Two officials from Cuba’s diplomatic mission in Washington visited the Miami area quietly Monday to meet with companies that handle travel between the island and the United States, according to travel industry members.
Such visits are uncommon because Cuban diplomats must obtain permission from the U.S. State Department before they can travel outside Washington, and they usually try to avoid South Florida due to security concerns.
Travel industry members said the two officials from the Cuban Interests Section in Washington held routine meetings in Miami Monday with many of the companies that offer travel services to the island, to discuss the state of the businesses.
The December holidays kick off Cuba’s high tourism season. Last year, 3 million people visited the island, including about 476,000 Cuban Americans and an estimated 98,000 other U.S. residents on so-called “people-to-people” trips.

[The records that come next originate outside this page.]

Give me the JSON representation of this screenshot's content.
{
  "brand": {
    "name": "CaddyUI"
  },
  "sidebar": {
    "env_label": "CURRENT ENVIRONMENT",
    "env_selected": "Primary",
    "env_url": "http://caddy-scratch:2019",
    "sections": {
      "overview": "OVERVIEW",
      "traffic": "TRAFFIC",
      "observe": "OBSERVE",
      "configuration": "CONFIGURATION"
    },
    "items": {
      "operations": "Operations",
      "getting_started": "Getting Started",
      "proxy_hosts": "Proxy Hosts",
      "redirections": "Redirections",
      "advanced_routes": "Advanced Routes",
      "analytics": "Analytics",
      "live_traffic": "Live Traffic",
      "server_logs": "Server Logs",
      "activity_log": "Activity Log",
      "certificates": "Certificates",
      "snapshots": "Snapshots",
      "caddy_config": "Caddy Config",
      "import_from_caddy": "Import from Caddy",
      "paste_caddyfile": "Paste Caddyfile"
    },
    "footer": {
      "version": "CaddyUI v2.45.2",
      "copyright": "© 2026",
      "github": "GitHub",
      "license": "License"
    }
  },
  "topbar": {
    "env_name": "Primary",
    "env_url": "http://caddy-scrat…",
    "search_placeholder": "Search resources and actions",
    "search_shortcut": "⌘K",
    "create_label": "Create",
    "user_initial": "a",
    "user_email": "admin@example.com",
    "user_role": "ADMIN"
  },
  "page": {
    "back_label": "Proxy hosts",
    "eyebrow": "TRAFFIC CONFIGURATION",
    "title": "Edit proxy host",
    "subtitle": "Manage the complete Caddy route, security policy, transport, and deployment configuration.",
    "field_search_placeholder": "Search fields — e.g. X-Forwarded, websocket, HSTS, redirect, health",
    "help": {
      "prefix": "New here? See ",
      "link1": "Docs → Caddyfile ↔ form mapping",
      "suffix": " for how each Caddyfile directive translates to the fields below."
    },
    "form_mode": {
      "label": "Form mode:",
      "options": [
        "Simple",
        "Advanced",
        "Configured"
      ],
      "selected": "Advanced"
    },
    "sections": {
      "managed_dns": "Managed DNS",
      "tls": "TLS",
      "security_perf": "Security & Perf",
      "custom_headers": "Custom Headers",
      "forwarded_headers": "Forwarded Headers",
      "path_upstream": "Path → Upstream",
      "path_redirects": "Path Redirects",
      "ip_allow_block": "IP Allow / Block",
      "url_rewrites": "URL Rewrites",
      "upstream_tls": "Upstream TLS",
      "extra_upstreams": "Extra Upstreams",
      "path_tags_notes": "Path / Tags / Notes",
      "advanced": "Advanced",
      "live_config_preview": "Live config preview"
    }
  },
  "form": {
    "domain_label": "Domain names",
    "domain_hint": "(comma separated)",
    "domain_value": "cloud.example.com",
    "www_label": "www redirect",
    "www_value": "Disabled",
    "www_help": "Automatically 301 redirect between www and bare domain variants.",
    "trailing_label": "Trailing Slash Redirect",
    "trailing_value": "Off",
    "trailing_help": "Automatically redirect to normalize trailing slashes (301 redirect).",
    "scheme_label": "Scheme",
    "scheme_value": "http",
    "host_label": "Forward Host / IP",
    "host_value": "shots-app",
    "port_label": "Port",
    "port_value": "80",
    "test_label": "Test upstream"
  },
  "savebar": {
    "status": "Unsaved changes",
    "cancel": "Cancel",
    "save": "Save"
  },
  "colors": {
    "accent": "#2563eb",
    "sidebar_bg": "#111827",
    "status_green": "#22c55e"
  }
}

Some of the companies at the meetings reported that the business is growing crowded because the Cuban and U.S. governments have approved new firms despite a drop in travelers, said the industry members, who asked for anonymity in order to speak frankly.
Havana reported a 2 percent drop in overall international arrivals in the first six months of this year, compared to the same period in 2012.
The industry members said the meetings with the visiting Cuban officials also touched on the people-to-people trips, which they said had begun to fall off because of costs that can run up to $700 and $800 per day.
President Barack Obama approved the people-to-people trips in 2010 to promote “purposeful engagement” between Cubans and U.S. residents who are not Cuban Americans. The visits cannot legally include any tourist activities.
Most of the people-to-people visitors so far have been older, well-off Americans who want to learn about the island but are unlikely to make return trips, according to one of the travel industry members.
The member said the two Cuban visitors also asked about a new system put in place by the Cuban diplomatic mission in Washington to expedite the issuance of the visas required of Cuban Americans for travel to the island.
The two diplomats left Miami Tuesday. The travel industry members declined to give their names.
Armando Bencomo and Llanio González, both diplomats with the Cuban mission in Washington, visited South Florida in July to brief travel companies and others on the changes in migration regulations adopted on the island on Jan. 14.